In an unprecedented about face move, Facebook is standing up in favor of employee and job applicant privacy rights against bullying employers. The problem is festering, with an increasing number of employers demanding from Facebook the passwords of their employees and applicants for job openings.
AP reported earlier this week in detail many situations where job applicants were asked for their usernames and passwords. This is without a doubt an invasion of privacy. Even though we all realize that employers have long been investigating their employees’ activities on social networks, this is a new twist on it. Until now, employers have had to glean what they could from the publicly available information exposed by the employee by their own freedom of choice. Facebook announced that it might change its policy or even take the employers to court to stop them requesting such invasive information.
Now all of its critics are going to have to give Facebook credit in the one area that the company has most sharply been beaten over the head publicly with screams of right to privacy. Now Facebook is finally doing the right thing, for whatever reason. We must assume the intentions has some other than noble source, since they have to date ignored this very same concern for their users.
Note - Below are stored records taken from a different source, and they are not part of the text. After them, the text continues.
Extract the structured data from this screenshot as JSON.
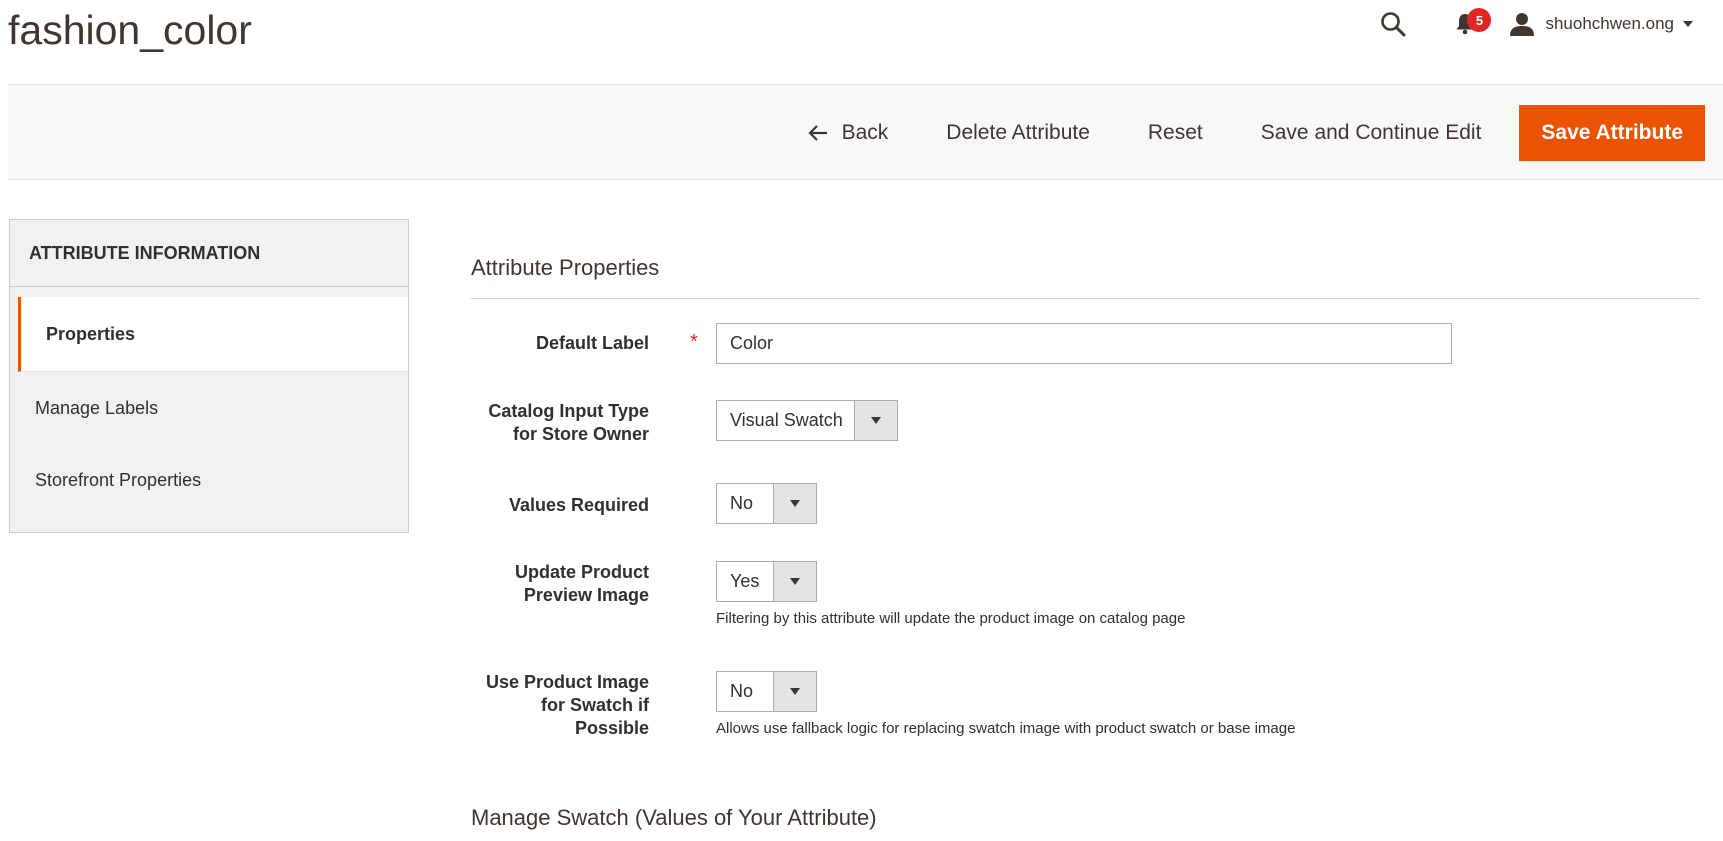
{
  "page": {
    "title": "fashion_color"
  },
  "header": {
    "notifications_count": "5",
    "user_name": "shuohchwen.ong"
  },
  "actions": {
    "back": "Back",
    "delete": "Delete Attribute",
    "reset": "Reset",
    "save_continue": "Save and Continue Edit",
    "save": "Save Attribute"
  },
  "sidebar": {
    "title": "ATTRIBUTE INFORMATION",
    "items": [
      {
        "label": "Properties",
        "active": true
      },
      {
        "label": "Manage Labels",
        "active": false
      },
      {
        "label": "Storefront Properties",
        "active": false
      }
    ]
  },
  "form": {
    "section_title": "Attribute Properties",
    "default_label": {
      "label": "Default Label",
      "required": "*",
      "value": "Color"
    },
    "catalog_input_type": {
      "label_line1": "Catalog Input Type",
      "label_line2": "for Store Owner",
      "value": "Visual Swatch"
    },
    "values_required": {
      "label": "Values Required",
      "value": "No"
    },
    "update_preview": {
      "label_line1": "Update Product",
      "label_line2": "Preview Image",
      "value": "Yes",
      "note": "Filtering by this attribute will update the product image on catalog page"
    },
    "use_product_image": {
      "label_line1": "Use Product Image",
      "label_line2": "for Swatch if",
      "label_line3": "Possible",
      "value": "No",
      "note": "Allows use fallback logic for replacing swatch image with product swatch or base image"
    },
    "manage_swatch_title": "Manage Swatch (Values of Your Attribute)"
  },
  "colors": {
    "primary": "#eb5202",
    "badge": "#e22626",
    "sidebar_bg": "#f1f1f1",
    "action_bar_bg": "#f8f8f8"
  }
}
Certainly the public statement made by Chief Privacy Officer of Facebook, Erin Egan, made everyone laugh, “Facebook takes your privacy seriously.” As everyone was falling out of their seats, bursting with incredulous laughter, he continued, “You can bet we will take appropriate measures to protect the privacy and security of our users. This applies to…” I am sure he wanted to tell us all how serious he was and to stop laughing, but we could barely hear his words over the roar. “…to policymakers and even legal action to slap the hands of those abusing the application processes.” Some of it was unintelligible, but we got the gist enough to know it was one big joke.
At least one Senator takes this seriously. Sen. Richard Blumenthal, D-CT, is spearheading a piece of legislation to foist employers who disrespect the concept of the right of privacy. He declared is an “absurd penetration of privacy from a rear door.” Of course, we all broke out in a bigger roar, rolling on the floor and slapping each other on the back. We are certain the Senator did not intend the sexual innuendo.
What is Facebook thinking of? Passing around a user’s password, even your own is a violation of the user agreement. Soliciting the password (a.k.a. Asking for the password) of a user is likewise against the user agreement.
Gaining access to private communications between two people exposes the other person who is not involved in the job application process to an invasion of privacy against their will. This may lay the employer open to a law suit, according to Facebook, and is at the heart of the reason why the user agreement forbids soliciting passwords or sharing them.
Facebook admits that they have not even considered suing any particular company, which shows this may just be a show to alter public consciousness about Facebook’s attitude on privacy.